The attrvalue is a valid value corresponding to the attrname you specify.
Contact the LDAP server on the specified port.
The default is 389 (636 if SSL is used).
Run in quiet mode, displaying no information about results of comparisons, but only about LDAP errors.
Run in verbose mode, displaying diagnostics on standard output.
Prompt for the bind password for simple authentication.
Use the specified bind password for simple authentication.
Examples in this section use the following conventions:
The directory server is located on a system named host.
The directory server has been configured to support anonymous access for search and read. Therefore, you do not have to specify bind information.
The directory server listens on port number 389, the default.
Example 1 Comparing String Values
The following command compares a specified string with an attribute value:
$ ./ldapcompare -h host 'givenname:Barbara' \ "uid=bjensen,ou=People,dc=example,dc=com" comparing type: "givenname" value: "Barbara" in entry "uid=bjensen,ou=People,dc=example,dc=com" compare TRUE
Example 2 Comparing Base 64 Encoded Values
The following command compares a base64–encoded value with an attribute value:
$ ./ldapcompare -h host 'cn::QmFicyBKZW5zZW4=' \ "uid=bjensen,ou=People,dc=example,dc=com" comparing type: "cn" value: "Babs Jensen" in entry "uid=bjensen,ou=People,dc=example,dc=com" compare TRUE
Example 3 Comparing Binary Values in Files

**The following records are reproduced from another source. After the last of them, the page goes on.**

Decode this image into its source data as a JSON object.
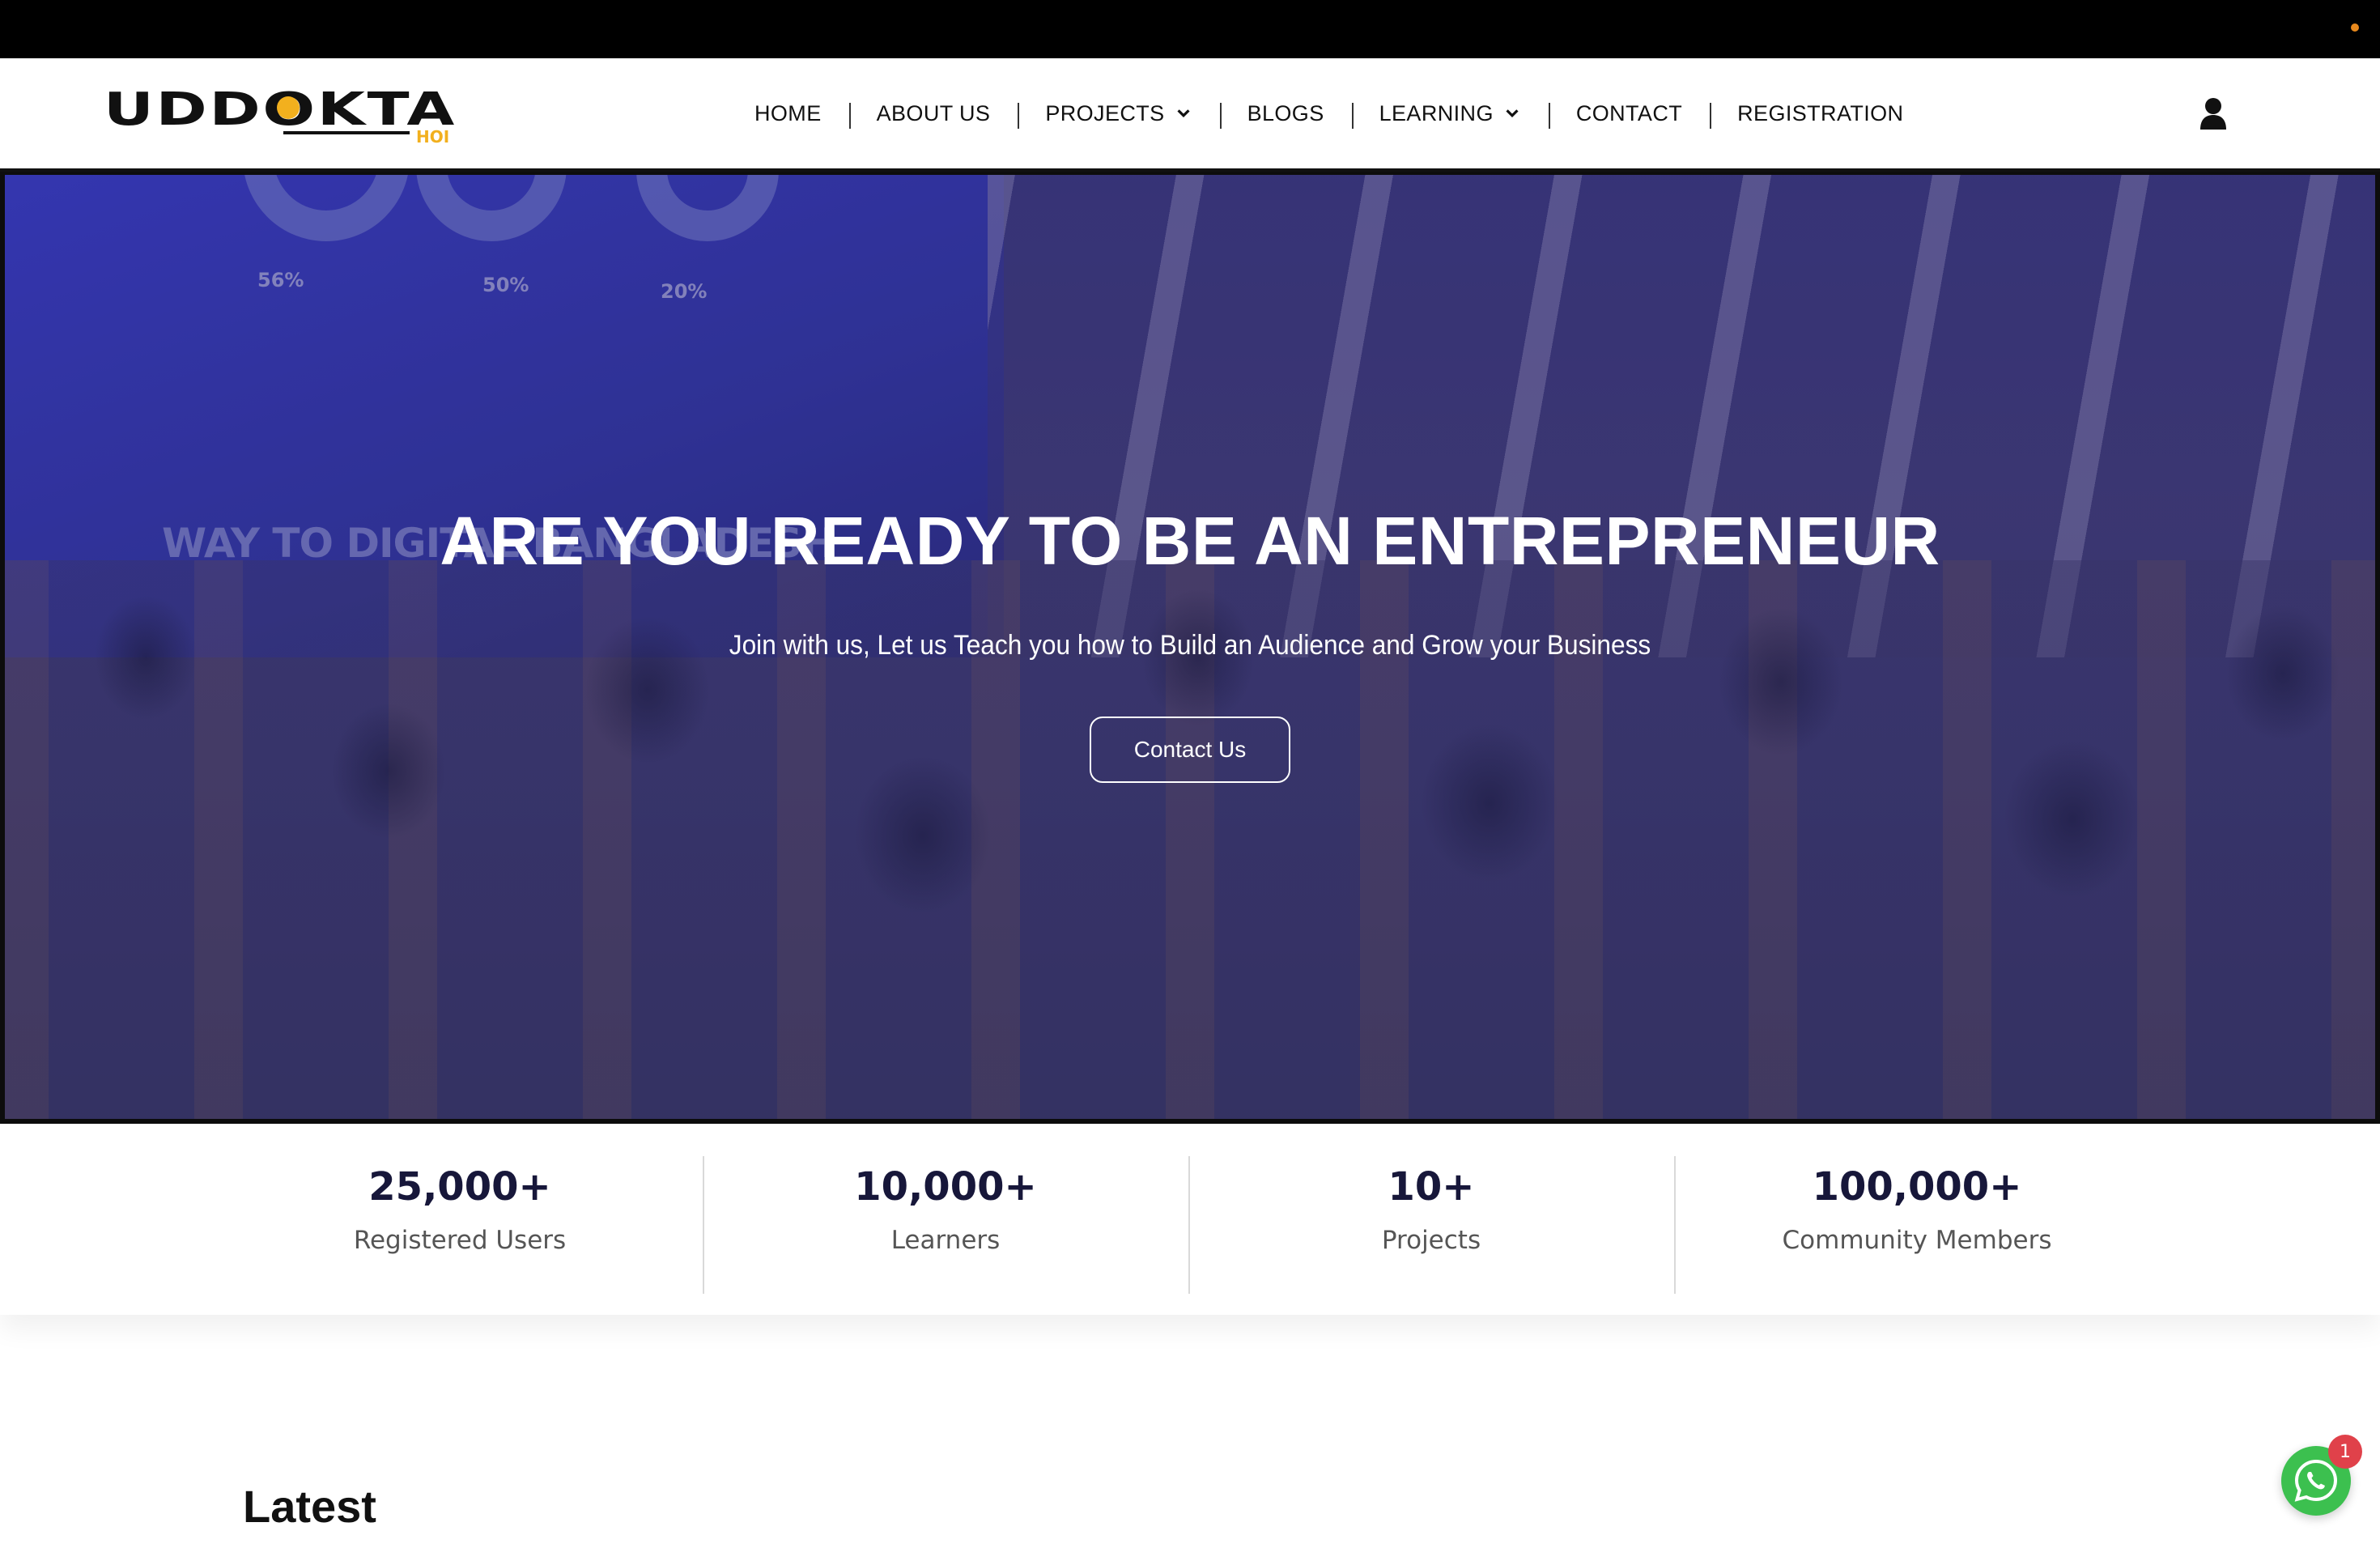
{
  "brand": {
    "logo_text": "UDDOKTA",
    "logo_sub": "HOI"
  },
  "nav": [
    {
      "label": "HOME",
      "dropdown": false
    },
    {
      "label": "ABOUT US",
      "dropdown": false
    },
    {
      "label": "PROJECTS",
      "dropdown": true
    },
    {
      "label": "BLOGS",
      "dropdown": false
    },
    {
      "label": "LEARNING",
      "dropdown": true
    },
    {
      "label": "CONTACT",
      "dropdown": false
    },
    {
      "label": "REGISTRATION",
      "dropdown": false
    }
  ],
  "hero": {
    "title": "ARE YOU READY TO BE AN ENTREPRENEUR",
    "subtitle": "Join with us, Let us Teach you how to Build an Audience and Grow your Business",
    "button": "Contact Us",
    "photo_text": {
      "headline": "WAY TO DIGITAL BANGLADESH",
      "stats": [
        "56%",
        "50%",
        "20%"
      ]
    }
  },
  "stats": [
    {
      "value": "25,000+",
      "label": "Registered Users"
    },
    {
      "value": "10,000+",
      "label": "Learners"
    },
    {
      "value": "10+",
      "label": "Projects"
    },
    {
      "value": "100,000+",
      "label": "Community Members"
    }
  ],
  "latest_heading": "Latest",
  "whatsapp": {
    "badge": "1"
  },
  "colors": {
    "accent": "#f2b01e",
    "header_bg": "#ffffff",
    "topbar": "#000000",
    "stat_number": "#17173a",
    "whatsapp": "#3cc04f",
    "badge": "#e0414a"
  }
}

The following command compares an image with an attribute value:
$ ./ldapcompare -h host 'jpegphoto:<file:///home/bjensen/bjensen.jpg' \ "uid=bjensen,ou=People,dc=example,dc=com" comparing type: "jpegphoto" value: "NOT ASCII (3674 bytes)" in entry "uid=bjensen,ou=People,dc=example,dc=com" compare TRUE
The exit status returned either corresponds to 5 (LDAP_COMPARE_FALSE) or 6 (LDAP_COMPARE_TRUE), or reflects the return values of the underlying functions used, which may depend on return values sent by the server. Common exit status codes follow:
Server encountered errors while processing the request; LDAP_OPERATIONS_ERROR; 0x01.
Server encountered errors, such as a BER-decoding error, while processing the request; LDAP_PROTOCOL_ERROR; 0x02.
Search exceeded the time limit for operations on the server; LDAP_TIMELIMIT_EXCEEDED; 0x03.
Operation was successful but the values did not match; LDAP_COMPARE_FALSE; 0x05.
Operation was successful and the values match; LDAP_COMPARE_TRUE; 0x06.
DN of the entry to compare belongs to an entry handled by neither server, and the referral URL identifies another server that handles the entry; LDAP_REFERRAL; 0x0a.
DN of the entry to compare belongs to an entry handled by neither server, and no referral URL is available for the entry; LDAP_NO_SUCH_OBJECT; 0x20.
DN of the entry to compare is not a valid DN; LDAP_INVALID_DN_SYNTAX; 0x22.
Bind DN user does not have permission to read the entry from the directory; LDAP_INSUFFICIENT_ACCESS; 0x32.
One of the directories did not respond to the request, or the connection was lost; LDAP_SERVER_DOWN; 0x51.
An error occurred while receiving results; LDAP_LOCAL_ERROR; 0x52.
The request could not be BER-encoded; LDAP_ENCODING_ERROR; 0x53.
A result could not be decoded; LDAP_DECODING_ERROR; 0x54.
An option or argument is not valid; LDAP_PARAM_ERROR; 0x59.
Needed memory could not be allocated; LDAP_NO_MEMORY; 0x5a.
A specified host name or port is not valid; LDAP_CONNECT_ERROR; 0x5b.
At least one server supports only LDAPv2, and the -V 2 option was not used, or the -V 2 option was used, but the server no longer supports LDAP v2; LDAP_NOT_SUPPORTED; 0x5c.
See attributes(5) for descriptions of the following attributes:
ldapcmp(1), ldapdelete(1), ldapmodify(1), ldapsearch(1), ldappasswd(1)